## YOUR OBJECTIVE
If a line below contains the string "Нравится", copy it out.

## ENTRIES SHOWN
----------

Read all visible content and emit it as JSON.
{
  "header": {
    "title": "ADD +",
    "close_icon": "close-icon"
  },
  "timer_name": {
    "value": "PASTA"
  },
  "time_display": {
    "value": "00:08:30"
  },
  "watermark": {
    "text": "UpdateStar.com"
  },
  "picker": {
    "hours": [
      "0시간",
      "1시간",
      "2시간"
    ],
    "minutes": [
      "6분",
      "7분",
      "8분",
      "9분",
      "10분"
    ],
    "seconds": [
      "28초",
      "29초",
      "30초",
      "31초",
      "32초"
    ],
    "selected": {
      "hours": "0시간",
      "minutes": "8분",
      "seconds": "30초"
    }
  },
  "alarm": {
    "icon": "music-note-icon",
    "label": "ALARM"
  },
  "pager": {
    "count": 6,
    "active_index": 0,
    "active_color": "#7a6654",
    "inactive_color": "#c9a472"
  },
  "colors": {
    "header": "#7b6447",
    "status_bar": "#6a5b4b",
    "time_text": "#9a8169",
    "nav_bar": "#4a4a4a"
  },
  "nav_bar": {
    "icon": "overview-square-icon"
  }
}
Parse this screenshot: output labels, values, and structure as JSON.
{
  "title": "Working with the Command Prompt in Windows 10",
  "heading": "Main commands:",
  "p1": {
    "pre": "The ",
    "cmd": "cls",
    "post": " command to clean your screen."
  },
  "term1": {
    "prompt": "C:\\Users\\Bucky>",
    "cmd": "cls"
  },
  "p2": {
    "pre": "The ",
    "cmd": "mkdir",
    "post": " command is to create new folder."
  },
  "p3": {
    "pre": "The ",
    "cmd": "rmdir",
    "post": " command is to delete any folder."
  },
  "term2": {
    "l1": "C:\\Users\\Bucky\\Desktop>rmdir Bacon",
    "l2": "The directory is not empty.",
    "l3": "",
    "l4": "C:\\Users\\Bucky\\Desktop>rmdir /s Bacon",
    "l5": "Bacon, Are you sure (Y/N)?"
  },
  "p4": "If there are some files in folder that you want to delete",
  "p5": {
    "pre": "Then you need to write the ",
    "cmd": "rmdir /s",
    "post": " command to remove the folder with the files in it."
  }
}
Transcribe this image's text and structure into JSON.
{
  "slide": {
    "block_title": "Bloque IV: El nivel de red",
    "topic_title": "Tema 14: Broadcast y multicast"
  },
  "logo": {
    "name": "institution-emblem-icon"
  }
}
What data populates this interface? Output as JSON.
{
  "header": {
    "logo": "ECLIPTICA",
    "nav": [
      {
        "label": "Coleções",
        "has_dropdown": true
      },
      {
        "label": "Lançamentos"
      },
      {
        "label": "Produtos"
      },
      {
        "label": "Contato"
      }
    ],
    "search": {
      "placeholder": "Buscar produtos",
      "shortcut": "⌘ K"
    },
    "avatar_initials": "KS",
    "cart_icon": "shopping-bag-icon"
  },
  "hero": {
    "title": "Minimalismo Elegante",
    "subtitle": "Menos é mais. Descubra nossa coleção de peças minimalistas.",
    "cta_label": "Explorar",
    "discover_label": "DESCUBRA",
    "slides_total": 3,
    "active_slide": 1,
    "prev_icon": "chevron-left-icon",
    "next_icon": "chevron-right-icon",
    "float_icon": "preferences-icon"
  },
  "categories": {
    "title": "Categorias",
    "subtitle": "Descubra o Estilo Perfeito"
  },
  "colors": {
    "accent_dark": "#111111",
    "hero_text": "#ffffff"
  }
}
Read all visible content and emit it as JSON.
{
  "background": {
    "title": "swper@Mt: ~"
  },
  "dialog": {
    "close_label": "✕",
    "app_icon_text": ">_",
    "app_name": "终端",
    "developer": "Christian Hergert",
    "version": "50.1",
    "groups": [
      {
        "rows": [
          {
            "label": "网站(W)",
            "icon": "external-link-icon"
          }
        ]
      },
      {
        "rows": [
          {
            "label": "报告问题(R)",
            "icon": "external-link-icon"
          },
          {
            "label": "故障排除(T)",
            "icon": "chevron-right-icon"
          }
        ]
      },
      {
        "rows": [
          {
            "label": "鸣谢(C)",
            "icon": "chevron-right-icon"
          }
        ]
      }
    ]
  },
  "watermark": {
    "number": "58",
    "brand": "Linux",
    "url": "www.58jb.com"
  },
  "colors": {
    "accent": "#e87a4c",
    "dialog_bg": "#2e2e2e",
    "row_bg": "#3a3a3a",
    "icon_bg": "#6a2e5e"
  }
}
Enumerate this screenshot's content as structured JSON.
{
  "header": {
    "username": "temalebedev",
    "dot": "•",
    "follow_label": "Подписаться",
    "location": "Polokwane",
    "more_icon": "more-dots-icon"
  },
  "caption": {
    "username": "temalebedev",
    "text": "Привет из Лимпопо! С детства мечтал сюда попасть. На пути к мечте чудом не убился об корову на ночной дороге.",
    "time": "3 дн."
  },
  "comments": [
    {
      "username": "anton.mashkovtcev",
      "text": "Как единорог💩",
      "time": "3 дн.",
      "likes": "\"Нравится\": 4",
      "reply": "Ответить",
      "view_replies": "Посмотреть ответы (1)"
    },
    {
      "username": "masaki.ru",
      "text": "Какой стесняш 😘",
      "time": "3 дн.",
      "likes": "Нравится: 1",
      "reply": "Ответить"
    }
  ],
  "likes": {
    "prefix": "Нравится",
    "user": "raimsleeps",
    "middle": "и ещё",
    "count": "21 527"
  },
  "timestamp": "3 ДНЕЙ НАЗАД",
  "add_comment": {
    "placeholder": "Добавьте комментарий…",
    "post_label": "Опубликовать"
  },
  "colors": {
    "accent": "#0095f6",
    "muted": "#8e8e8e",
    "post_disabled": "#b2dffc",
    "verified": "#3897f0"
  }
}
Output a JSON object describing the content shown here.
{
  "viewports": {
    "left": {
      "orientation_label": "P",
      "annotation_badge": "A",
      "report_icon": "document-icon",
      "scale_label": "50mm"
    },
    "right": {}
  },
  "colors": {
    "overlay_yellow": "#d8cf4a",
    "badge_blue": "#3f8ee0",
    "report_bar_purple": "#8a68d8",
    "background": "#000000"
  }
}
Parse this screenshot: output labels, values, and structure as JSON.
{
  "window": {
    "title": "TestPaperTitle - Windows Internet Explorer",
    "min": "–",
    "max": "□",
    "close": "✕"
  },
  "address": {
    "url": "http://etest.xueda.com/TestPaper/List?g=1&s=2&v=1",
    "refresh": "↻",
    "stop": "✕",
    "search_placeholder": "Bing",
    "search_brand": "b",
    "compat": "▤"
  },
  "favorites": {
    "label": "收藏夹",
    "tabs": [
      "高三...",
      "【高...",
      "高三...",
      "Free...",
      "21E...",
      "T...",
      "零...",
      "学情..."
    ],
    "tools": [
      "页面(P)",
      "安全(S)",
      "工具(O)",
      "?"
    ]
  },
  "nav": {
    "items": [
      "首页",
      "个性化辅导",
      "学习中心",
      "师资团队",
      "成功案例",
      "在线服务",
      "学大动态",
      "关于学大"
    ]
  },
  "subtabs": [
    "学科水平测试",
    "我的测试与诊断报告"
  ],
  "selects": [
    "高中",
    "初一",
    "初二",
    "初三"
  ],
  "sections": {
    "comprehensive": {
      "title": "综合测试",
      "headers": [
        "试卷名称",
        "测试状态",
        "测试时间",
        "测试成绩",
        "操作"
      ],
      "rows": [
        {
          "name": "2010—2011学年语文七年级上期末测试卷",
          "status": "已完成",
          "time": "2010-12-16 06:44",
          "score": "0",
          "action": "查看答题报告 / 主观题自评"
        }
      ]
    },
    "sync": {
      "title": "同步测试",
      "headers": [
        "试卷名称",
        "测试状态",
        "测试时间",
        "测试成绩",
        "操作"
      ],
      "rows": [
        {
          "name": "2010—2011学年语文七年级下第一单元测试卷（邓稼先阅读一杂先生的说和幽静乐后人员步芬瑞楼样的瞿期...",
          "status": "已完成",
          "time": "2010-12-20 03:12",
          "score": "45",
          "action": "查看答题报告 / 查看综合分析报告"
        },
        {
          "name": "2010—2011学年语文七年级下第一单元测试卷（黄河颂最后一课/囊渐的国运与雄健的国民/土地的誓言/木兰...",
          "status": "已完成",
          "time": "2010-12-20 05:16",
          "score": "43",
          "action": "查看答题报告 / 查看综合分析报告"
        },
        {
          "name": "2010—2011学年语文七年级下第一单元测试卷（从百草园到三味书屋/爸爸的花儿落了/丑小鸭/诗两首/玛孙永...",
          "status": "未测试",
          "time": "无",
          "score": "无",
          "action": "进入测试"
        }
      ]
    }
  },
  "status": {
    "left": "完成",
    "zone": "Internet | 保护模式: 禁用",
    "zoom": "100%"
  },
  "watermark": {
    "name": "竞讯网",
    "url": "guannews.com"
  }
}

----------

## SOLUTION FOR THIS PROBLEM
      "likes": "\"Нравится\": 4",
      "likes": "Нравится: 1",
    "prefix": "Нравится",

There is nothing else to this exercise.